The myriad forms and mediums of art beg the question – what defines art? If it is not produced by an established ‘artist’ in an established studio space with an established medium, is it art? The nature of art has been described by Richard Wollheim as “one of the most elusive of the traditional problems of human culture”. Different viewpoints have been proposed to tackle this difficult question – realists will say art is not art unless it has aesthetic quality that has value independent of subjective opinion, while relativists will say there is no absolute value to art, and it depends on and varies with the human experience by different humans.
There is no better example to illustrate this divide than graffiti (fun fact: did you know that the singular form of graffiti is graffito?). Graffiti has existed since ancient times, with examples dating back to Ancient Greece and the Roman Empire.

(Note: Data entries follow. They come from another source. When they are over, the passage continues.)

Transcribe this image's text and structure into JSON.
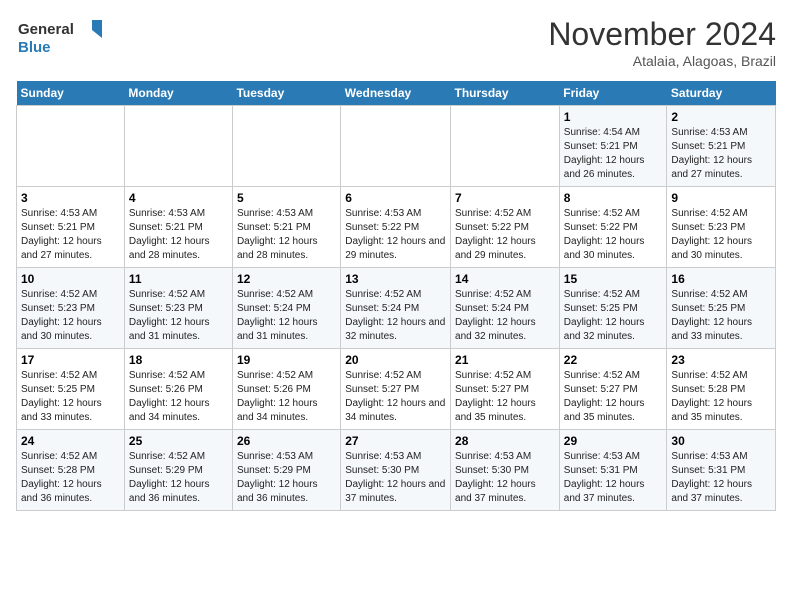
{
  "header": {
    "logo_line1": "General",
    "logo_line2": "Blue",
    "month": "November 2024",
    "location": "Atalaia, Alagoas, Brazil"
  },
  "weekdays": [
    "Sunday",
    "Monday",
    "Tuesday",
    "Wednesday",
    "Thursday",
    "Friday",
    "Saturday"
  ],
  "weeks": [
    [
      {
        "day": "",
        "info": ""
      },
      {
        "day": "",
        "info": ""
      },
      {
        "day": "",
        "info": ""
      },
      {
        "day": "",
        "info": ""
      },
      {
        "day": "",
        "info": ""
      },
      {
        "day": "1",
        "info": "Sunrise: 4:54 AM\nSunset: 5:21 PM\nDaylight: 12 hours and 26 minutes."
      },
      {
        "day": "2",
        "info": "Sunrise: 4:53 AM\nSunset: 5:21 PM\nDaylight: 12 hours and 27 minutes."
      }
    ],
    [
      {
        "day": "3",
        "info": "Sunrise: 4:53 AM\nSunset: 5:21 PM\nDaylight: 12 hours and 27 minutes."
      },
      {
        "day": "4",
        "info": "Sunrise: 4:53 AM\nSunset: 5:21 PM\nDaylight: 12 hours and 28 minutes."
      },
      {
        "day": "5",
        "info": "Sunrise: 4:53 AM\nSunset: 5:21 PM\nDaylight: 12 hours and 28 minutes."
      },
      {
        "day": "6",
        "info": "Sunrise: 4:53 AM\nSunset: 5:22 PM\nDaylight: 12 hours and 29 minutes."
      },
      {
        "day": "7",
        "info": "Sunrise: 4:52 AM\nSunset: 5:22 PM\nDaylight: 12 hours and 29 minutes."
      },
      {
        "day": "8",
        "info": "Sunrise: 4:52 AM\nSunset: 5:22 PM\nDaylight: 12 hours and 30 minutes."
      },
      {
        "day": "9",
        "info": "Sunrise: 4:52 AM\nSunset: 5:23 PM\nDaylight: 12 hours and 30 minutes."
      }
    ],
    [
      {
        "day": "10",
        "info": "Sunrise: 4:52 AM\nSunset: 5:23 PM\nDaylight: 12 hours and 30 minutes."
      },
      {
        "day": "11",
        "info": "Sunrise: 4:52 AM\nSunset: 5:23 PM\nDaylight: 12 hours and 31 minutes."
      },
      {
        "day": "12",
        "info": "Sunrise: 4:52 AM\nSunset: 5:24 PM\nDaylight: 12 hours and 31 minutes."
      },
      {
        "day": "13",
        "info": "Sunrise: 4:52 AM\nSunset: 5:24 PM\nDaylight: 12 hours and 32 minutes."
      },
      {
        "day": "14",
        "info": "Sunrise: 4:52 AM\nSunset: 5:24 PM\nDaylight: 12 hours and 32 minutes."
      },
      {
        "day": "15",
        "info": "Sunrise: 4:52 AM\nSunset: 5:25 PM\nDaylight: 12 hours and 32 minutes."
      },
      {
        "day": "16",
        "info": "Sunrise: 4:52 AM\nSunset: 5:25 PM\nDaylight: 12 hours and 33 minutes."
      }
    ],
    [
      {
        "day": "17",
        "info": "Sunrise: 4:52 AM\nSunset: 5:25 PM\nDaylight: 12 hours and 33 minutes."
      },
      {
        "day": "18",
        "info": "Sunrise: 4:52 AM\nSunset: 5:26 PM\nDaylight: 12 hours and 34 minutes."
      },
      {
        "day": "19",
        "info": "Sunrise: 4:52 AM\nSunset: 5:26 PM\nDaylight: 12 hours and 34 minutes."
      },
      {
        "day": "20",
        "info": "Sunrise: 4:52 AM\nSunset: 5:27 PM\nDaylight: 12 hours and 34 minutes."
      },
      {
        "day": "21",
        "info": "Sunrise: 4:52 AM\nSunset: 5:27 PM\nDaylight: 12 hours and 35 minutes."
      },
      {
        "day": "22",
        "info": "Sunrise: 4:52 AM\nSunset: 5:27 PM\nDaylight: 12 hours and 35 minutes."
      },
      {
        "day": "23",
        "info": "Sunrise: 4:52 AM\nSunset: 5:28 PM\nDaylight: 12 hours and 35 minutes."
      }
    ],
    [
      {
        "day": "24",
        "info": "Sunrise: 4:52 AM\nSunset: 5:28 PM\nDaylight: 12 hours and 36 minutes."
      },
      {
        "day": "25",
        "info": "Sunrise: 4:52 AM\nSunset: 5:29 PM\nDaylight: 12 hours and 36 minutes."
      },
      {
        "day": "26",
        "info": "Sunrise: 4:53 AM\nSunset: 5:29 PM\nDaylight: 12 hours and 36 minutes."
      },
      {
        "day": "27",
        "info": "Sunrise: 4:53 AM\nSunset: 5:30 PM\nDaylight: 12 hours and 37 minutes."
      },
      {
        "day": "28",
        "info": "Sunrise: 4:53 AM\nSunset: 5:30 PM\nDaylight: 12 hours and 37 minutes."
      },
      {
        "day": "29",
        "info": "Sunrise: 4:53 AM\nSunset: 5:31 PM\nDaylight: 12 hours and 37 minutes."
      },
      {
        "day": "30",
        "info": "Sunrise: 4:53 AM\nSunset: 5:31 PM\nDaylight: 12 hours and 37 minutes."
      }
    ]
  ]
}
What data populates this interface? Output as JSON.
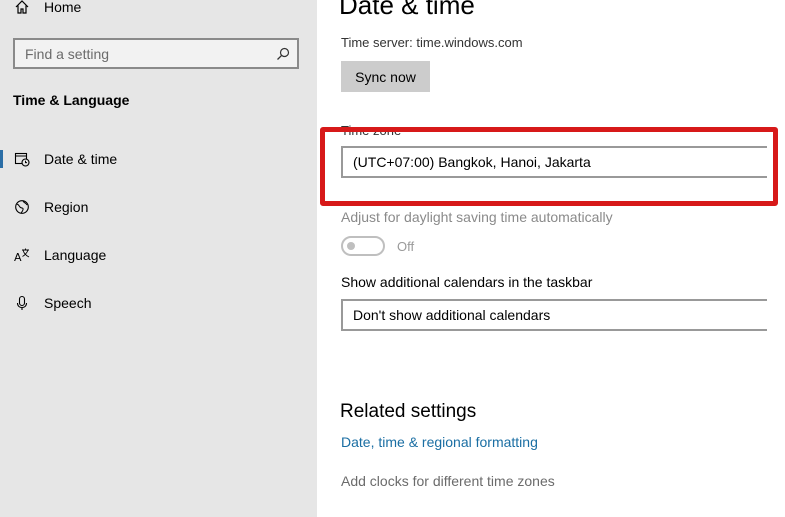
{
  "sidebar": {
    "home_label": "Home",
    "search_placeholder": "Find a setting",
    "section_title": "Time & Language",
    "items": [
      {
        "label": "Date & time",
        "icon": "calendar-clock-icon"
      },
      {
        "label": "Region",
        "icon": "globe-icon"
      },
      {
        "label": "Language",
        "icon": "language-icon"
      },
      {
        "label": "Speech",
        "icon": "microphone-icon"
      }
    ]
  },
  "main": {
    "title": "Date & time",
    "time_server": "Time server: time.windows.com",
    "sync_button": "Sync now",
    "time_zone": {
      "label": "Time zone",
      "selected": "(UTC+07:00) Bangkok, Hanoi, Jakarta"
    },
    "dst": {
      "label": "Adjust for daylight saving time automatically",
      "state": "Off"
    },
    "calendars": {
      "label": "Show additional calendars in the taskbar",
      "selected": "Don't show additional calendars"
    },
    "related": {
      "title": "Related settings",
      "link1": "Date, time & regional formatting",
      "link2": "Add clocks for different time zones"
    }
  },
  "colors": {
    "sidebar_bg": "#e6e6e6",
    "accent": "#2b6ea6",
    "link": "#1a6ea3",
    "highlight": "#d71919"
  }
}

The earliest forms date back to 30,000 BCE in the form of prehistoric cave paintings using tools such as animal bones and pigments. The ancient Romans carved graffiti on walls and monuments. More recent forms of graffiti have been used to convey political or social commentary – in 1970s, the hostility of American youth culture was conveyed through popular graffiti stating “Dick Nixon Before He Dicks You”. The Israeli West Bank barrier has become a site for graffiti, as was the Berlin wall decades before. In Vancouver, graffiti has been used to beautify aesthetically unappealing concrete buildings through the East Vancouver Mural Project.
If the point of art is to express oneself, and the value of “art” is subjectively defined, who are we to say whether these expressions are considered art? One reason, which you’ve probably all thought of my now, is if this ‘art’ was done on property without the owner’s consent – this, my friends, is what you’d call vandalism.
Now. One could stop there and renounce vandalism as a criminal act and call it a day. And certainly, situations like this do exist – take the group of teenagers I saw defacing the building across the street from my apartment the other day, who had no other purpose but to destroy property. But what about those artists out there who do not have the luxury of a studio, a canvas, or a camera? Who resort to doing their art on city walls and streets because they have an artists’ compulsion to express oneself but not the means?